Lyricist Javed Akhtar supervised the session as its chairperson and Mahesh Manjrekar (representing Marathi cinema), Manoj Tewari (representing Bhojpuri cinema), Arvind Trivedi (representing Gujrati cinema) and L Suresh (representing Tamil cinema) were the speakers on the panel.
The session began with Manjrekar chalking out the history and growth of Marathi cinema. He said, “Marathi cinema requires a channel to create, communicate and deliver content to audience. The government should provide a studio/shooting floor for Marathi cinema.

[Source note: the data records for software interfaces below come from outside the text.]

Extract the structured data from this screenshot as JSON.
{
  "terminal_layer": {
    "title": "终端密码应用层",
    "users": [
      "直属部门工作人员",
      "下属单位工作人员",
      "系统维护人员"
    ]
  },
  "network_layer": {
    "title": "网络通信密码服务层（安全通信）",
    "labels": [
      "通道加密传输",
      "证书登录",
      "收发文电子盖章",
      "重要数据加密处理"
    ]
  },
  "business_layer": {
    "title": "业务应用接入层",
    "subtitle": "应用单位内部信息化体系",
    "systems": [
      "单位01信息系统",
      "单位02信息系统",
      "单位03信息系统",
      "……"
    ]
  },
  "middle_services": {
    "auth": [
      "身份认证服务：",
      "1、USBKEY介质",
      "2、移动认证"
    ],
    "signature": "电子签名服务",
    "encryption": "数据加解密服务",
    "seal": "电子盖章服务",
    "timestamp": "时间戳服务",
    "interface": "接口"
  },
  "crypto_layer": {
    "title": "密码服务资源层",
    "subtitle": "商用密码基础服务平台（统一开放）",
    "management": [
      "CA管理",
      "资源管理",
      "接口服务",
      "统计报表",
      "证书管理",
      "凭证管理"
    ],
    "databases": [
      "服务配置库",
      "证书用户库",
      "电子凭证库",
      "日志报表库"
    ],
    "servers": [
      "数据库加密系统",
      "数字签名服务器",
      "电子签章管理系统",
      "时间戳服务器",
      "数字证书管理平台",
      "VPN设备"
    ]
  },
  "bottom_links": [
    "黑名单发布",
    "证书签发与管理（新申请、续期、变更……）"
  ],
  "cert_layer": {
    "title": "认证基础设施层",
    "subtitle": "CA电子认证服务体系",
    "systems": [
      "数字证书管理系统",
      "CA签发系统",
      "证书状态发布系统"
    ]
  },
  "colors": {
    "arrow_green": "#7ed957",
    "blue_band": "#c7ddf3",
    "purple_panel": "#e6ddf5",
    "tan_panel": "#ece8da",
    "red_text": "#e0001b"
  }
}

There should be corporate backing, which will enable us to take our films to the Marathi and non Marathi audience.”
He was also grateful to filmmaker Subhash Ghai to have taken keen interest in co-production and distribution of Marathi films. Raja Sen too echoed the same view on the need of corporate backing.
Trivedi pointed out that in
Quoting the success of Rajnikant starrer Sivaji â€“ The Boss, producer and distributor of Tamil films L Suresh said, “As per the Cannes 2005 report, two Tamil movies Chandramukhi and Anniya were top worldwide grosser, ahead of Bunty Aur Babli. Annuall export of Tamil mainstream cinema contributes Rs 150- 200 crores, Telegu contributes Rs 60-70 crores, Malayam contributes Rs 20 crore and that of Kannada is almost negligible.”
All in all, just like the influx of corporate money in the Hindi film industry, various regional film industries also are in need of finance and backing that will enable them to grow further.